By Benjamin Kruskal, M.D., Pediatrician and Chief of Infectious Disease at Atrius Health

School is starting and so is flu season. With memories of last year’s flu season still fresh in the minds of many, parents are likely wondering: What’s going to happen this flu season? How do I keep my kids and my family healthy?

First -- take a deep breath and recognize that there are simple, common sense steps you and your children can take to reduce the likelihood of infection. While no one can predict what this year’s flu season will look like exactly, there are some tried-and-true tips to help you stay healthy that bear repeating. There are also some pitfalls to avoid.

Among the Dos:

  • Get vaccinated. CDC recommends the flu vaccination for all patients age 6 months or older. Seasonal flu vaccination should begin in September and continue throughout the influenza season, all the way through the end of March at least.
  • If you are in a high risk group – children under 6 and adults 50 and over are among them; so are anyone with chronic illness, for example, asthma, diabetes, heart disease, and people with compromised immune systems – not only should YOU be vaccinated, but your close contacts should be as well. Protection from the vaccine is not 100%, so surrounding high risk individuals with a protective ring of vaccinated contacts provides additional protection even if the high risk person is vaccinated.
  • Get your children in the habit of washing their hands often – when they use the bathroom, before and after they eat, and after touching things at a public place like a museum, school, or playground. They should wash with soap and warm water and they should do it long enough to be able to sing “Happy Birthday” and so should you.
  • Give your older children small, easy to carry bottles of alcohol-based anti-bacterial gel, like Purell, and encourage your school to stock the classrooms with it. No water needed. Just squirt, rub your hands together and 99 percent of germs are gone in 20 seconds.
  • Pack children’s backpacks with tissues and teach them that when they sneeze to use the tissues to cover their mouths. If there is no tissue handy, teach them to sneeze into their shirt or the crook of their elbow, and not cover their mouths with their hands.
  • Shaking hands with someone who is sick is asking for trouble. Keep your distance when you know or suspect someone has a cold. More viruses are transmitted from contact with skin or by close face to face contact than from germs drifting through the air.
  • Keep your child’s immunity up by making sure they get enough sleep, and by eating a healthy diet.

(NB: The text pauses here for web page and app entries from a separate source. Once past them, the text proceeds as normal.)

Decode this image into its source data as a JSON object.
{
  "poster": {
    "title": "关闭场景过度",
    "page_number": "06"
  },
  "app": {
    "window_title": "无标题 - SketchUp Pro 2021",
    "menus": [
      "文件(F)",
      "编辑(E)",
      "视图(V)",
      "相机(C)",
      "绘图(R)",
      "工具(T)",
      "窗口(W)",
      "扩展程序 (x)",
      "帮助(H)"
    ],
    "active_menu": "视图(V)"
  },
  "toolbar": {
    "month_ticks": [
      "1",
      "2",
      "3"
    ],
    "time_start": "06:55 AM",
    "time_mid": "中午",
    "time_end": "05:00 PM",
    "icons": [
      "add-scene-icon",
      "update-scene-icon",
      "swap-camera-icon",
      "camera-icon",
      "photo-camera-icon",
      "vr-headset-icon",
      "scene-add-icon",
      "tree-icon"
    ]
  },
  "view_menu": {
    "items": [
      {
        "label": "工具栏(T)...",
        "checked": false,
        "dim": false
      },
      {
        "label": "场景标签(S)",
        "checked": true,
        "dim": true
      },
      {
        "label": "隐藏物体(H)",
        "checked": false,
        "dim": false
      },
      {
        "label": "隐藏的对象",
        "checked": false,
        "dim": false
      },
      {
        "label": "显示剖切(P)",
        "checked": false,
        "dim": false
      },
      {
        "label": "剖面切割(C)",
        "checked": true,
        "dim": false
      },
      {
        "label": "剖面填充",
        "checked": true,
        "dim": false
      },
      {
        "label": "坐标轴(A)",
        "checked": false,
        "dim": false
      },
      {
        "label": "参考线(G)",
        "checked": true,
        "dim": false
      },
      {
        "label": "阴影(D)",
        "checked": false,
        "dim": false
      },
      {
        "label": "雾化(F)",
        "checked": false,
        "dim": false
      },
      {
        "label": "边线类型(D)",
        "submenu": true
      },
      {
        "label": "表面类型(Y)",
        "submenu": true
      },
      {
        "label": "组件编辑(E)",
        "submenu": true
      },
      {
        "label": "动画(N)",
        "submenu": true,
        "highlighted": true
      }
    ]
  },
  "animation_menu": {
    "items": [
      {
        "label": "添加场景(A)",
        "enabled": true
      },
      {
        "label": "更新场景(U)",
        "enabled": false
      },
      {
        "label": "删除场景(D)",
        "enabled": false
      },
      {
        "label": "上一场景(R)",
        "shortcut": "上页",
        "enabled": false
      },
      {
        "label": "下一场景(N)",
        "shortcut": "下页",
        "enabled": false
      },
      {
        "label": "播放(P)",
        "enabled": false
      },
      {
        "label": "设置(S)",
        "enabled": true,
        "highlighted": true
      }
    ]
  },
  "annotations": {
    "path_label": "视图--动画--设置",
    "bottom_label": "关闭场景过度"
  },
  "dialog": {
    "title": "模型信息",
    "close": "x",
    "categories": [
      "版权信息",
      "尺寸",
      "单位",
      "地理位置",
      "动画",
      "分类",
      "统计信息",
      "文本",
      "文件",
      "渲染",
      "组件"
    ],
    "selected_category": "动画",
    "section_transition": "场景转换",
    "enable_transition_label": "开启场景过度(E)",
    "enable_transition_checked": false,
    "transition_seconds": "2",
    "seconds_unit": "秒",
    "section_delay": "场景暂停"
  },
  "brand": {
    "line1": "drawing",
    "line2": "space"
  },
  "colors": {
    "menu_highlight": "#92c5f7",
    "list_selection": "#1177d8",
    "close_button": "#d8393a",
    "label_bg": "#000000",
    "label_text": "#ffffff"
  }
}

Among the Don'ts:

  • If you suspect your child may be sick with the flu - fever, body-aches, stuffy or runny nose, cough, sore throat - don't send them to school. Keep your child home for at least 24 hours after the fever subsides. If your child is in a high-risk group (with a chronic illness such as asthma or diabetes), he or she may be a candidate for an antiviral medication such as oseltamivir (Tamiflu). Call your doctor's office promptly to check -- antiviral medications, if needed, work best if started within the first day or two of clear cut flu symptoms.
  • According to CDC, in most cases, there is no advantage in using a facemask in public. This is mostly recommended for health care workers caring for sick patients. If you have a sick person in the home, a facemask -- worn by either the sick or healthy person when getting close to each other -- may help decrease transmission, along with careful attention to hand cleansing (with either soap and water or alcohol-based hand rub).

Being prepared for the flu is the best defense and it is not too early to get ready.

For more information about the flu, visit the following web sites: http://www.cdc.gov/flu/ or http://www.cdc.gov/flu/parents/index.htm

 

Watch Dr. Ben Kruskal answer commonly-asked questions about the flu and the flu vaccine.